*HOW TO COMPLETE THIS TASK*.
Copy out each line below containing "استان".

-------- DATA TO PROCESS

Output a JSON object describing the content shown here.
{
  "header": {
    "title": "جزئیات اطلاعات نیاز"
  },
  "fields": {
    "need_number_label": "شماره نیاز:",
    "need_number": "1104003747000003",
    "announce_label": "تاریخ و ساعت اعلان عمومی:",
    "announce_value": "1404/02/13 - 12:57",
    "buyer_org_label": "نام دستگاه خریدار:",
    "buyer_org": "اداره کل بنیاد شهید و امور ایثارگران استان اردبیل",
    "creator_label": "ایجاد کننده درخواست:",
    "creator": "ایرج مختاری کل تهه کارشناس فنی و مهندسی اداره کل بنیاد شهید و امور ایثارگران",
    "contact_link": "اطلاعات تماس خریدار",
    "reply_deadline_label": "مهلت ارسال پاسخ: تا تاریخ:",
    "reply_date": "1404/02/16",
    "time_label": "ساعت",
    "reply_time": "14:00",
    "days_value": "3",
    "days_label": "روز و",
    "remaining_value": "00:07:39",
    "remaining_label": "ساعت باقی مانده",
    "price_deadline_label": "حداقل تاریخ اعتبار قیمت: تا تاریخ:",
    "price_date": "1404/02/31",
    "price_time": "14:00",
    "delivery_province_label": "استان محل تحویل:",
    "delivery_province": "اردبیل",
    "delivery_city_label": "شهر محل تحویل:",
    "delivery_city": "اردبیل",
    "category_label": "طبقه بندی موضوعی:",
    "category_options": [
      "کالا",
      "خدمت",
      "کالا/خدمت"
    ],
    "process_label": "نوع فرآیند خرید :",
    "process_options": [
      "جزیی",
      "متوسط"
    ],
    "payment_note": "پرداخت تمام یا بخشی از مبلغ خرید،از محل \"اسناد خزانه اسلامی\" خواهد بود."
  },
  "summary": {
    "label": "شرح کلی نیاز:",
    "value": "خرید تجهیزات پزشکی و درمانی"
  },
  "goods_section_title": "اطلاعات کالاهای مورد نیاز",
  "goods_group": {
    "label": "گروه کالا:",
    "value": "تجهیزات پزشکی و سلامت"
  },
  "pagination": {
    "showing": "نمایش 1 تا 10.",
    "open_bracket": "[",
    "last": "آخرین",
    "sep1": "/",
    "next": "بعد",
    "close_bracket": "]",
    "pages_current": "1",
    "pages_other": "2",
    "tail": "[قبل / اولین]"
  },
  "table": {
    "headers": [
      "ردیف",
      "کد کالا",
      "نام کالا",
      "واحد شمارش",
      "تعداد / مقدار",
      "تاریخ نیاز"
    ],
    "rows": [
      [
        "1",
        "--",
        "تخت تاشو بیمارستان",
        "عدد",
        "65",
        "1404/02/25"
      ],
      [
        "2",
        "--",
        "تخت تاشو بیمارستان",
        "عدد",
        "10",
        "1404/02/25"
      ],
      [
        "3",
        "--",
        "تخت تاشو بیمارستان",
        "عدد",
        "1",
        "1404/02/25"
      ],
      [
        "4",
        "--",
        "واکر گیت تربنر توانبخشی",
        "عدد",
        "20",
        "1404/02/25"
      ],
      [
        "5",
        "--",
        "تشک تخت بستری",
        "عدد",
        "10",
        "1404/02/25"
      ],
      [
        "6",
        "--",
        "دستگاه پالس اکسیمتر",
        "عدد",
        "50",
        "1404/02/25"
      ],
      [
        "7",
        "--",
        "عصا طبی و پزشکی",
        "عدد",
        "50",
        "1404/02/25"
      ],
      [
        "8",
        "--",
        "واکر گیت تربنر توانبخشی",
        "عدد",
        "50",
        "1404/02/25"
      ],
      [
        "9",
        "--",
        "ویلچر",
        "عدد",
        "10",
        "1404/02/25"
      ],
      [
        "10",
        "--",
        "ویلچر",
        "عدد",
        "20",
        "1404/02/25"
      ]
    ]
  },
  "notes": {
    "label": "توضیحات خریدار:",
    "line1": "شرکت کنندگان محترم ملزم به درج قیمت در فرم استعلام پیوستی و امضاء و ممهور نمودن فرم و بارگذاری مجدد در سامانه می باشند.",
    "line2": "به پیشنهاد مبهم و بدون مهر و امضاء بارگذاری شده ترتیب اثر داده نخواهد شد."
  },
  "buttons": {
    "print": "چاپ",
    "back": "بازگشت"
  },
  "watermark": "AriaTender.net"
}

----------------

*ANSWER SPACE*.
    "buyer_org": "اداره کل بنیاد شهید و امور ایثارگران استان اردبیل",
    "delivery_province_label": "استان محل تحویل:",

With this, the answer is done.